::: DATA

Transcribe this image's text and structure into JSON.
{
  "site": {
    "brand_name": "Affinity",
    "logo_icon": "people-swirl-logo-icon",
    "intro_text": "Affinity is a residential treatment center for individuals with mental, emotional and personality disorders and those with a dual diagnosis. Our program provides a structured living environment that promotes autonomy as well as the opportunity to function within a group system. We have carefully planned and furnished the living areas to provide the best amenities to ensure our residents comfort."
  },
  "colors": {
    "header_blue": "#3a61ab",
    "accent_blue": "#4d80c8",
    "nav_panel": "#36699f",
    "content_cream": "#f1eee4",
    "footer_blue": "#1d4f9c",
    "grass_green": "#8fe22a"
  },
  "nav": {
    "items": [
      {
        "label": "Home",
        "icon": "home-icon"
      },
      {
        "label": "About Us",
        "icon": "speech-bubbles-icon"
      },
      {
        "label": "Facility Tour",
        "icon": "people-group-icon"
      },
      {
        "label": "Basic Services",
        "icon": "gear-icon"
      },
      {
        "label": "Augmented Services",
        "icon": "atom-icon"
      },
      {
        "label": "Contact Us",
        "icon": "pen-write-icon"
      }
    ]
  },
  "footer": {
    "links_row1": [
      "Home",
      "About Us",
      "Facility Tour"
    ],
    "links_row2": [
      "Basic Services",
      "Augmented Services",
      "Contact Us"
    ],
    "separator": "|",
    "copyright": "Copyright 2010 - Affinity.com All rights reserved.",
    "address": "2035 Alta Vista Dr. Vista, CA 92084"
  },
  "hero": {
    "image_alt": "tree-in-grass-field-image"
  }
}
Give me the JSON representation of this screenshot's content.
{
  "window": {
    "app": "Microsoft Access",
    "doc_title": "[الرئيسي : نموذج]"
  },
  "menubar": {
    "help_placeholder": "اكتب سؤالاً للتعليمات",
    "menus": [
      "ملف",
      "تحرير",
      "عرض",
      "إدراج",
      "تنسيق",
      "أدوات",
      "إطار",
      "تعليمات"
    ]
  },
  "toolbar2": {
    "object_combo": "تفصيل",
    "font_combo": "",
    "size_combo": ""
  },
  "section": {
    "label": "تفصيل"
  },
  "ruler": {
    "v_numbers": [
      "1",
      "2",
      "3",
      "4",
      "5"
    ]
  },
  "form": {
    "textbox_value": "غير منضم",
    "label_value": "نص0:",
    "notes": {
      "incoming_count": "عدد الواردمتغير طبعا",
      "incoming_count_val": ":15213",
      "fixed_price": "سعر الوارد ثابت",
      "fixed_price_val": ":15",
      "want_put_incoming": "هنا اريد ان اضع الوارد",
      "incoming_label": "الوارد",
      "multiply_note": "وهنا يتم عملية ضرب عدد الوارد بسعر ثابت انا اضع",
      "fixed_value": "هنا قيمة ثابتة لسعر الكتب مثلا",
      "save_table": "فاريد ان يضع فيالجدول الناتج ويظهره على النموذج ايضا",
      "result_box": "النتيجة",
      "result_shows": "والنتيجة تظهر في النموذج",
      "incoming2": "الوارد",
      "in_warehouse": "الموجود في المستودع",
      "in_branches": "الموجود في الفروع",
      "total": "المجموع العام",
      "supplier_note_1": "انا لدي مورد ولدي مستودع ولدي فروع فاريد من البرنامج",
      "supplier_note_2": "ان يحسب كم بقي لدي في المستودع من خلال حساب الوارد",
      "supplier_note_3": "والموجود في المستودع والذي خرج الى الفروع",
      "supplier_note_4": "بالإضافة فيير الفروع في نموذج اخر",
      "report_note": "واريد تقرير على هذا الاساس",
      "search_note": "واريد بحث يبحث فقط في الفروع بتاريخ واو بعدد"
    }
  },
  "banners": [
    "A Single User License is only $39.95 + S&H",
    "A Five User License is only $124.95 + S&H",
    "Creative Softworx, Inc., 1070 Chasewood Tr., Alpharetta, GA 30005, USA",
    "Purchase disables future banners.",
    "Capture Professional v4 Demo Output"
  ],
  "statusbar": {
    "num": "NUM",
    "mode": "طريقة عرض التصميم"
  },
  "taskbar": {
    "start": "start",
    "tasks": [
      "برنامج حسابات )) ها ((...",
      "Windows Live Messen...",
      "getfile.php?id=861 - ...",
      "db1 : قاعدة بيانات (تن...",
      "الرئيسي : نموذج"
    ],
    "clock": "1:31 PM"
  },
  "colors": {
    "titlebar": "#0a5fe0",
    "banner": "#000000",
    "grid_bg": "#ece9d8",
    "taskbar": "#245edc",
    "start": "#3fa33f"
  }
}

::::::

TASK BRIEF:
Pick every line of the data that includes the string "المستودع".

SOLUTION TO THIS EXERCISE:
      "in_warehouse": "الموجود في المستودع",
      "supplier_note_2": "ان يحسب كم بقي لدي في المستودع من خلال حساب الوارد",
      "supplier_note_3": "والموجود في المستودع والذي خرج الى الفروع",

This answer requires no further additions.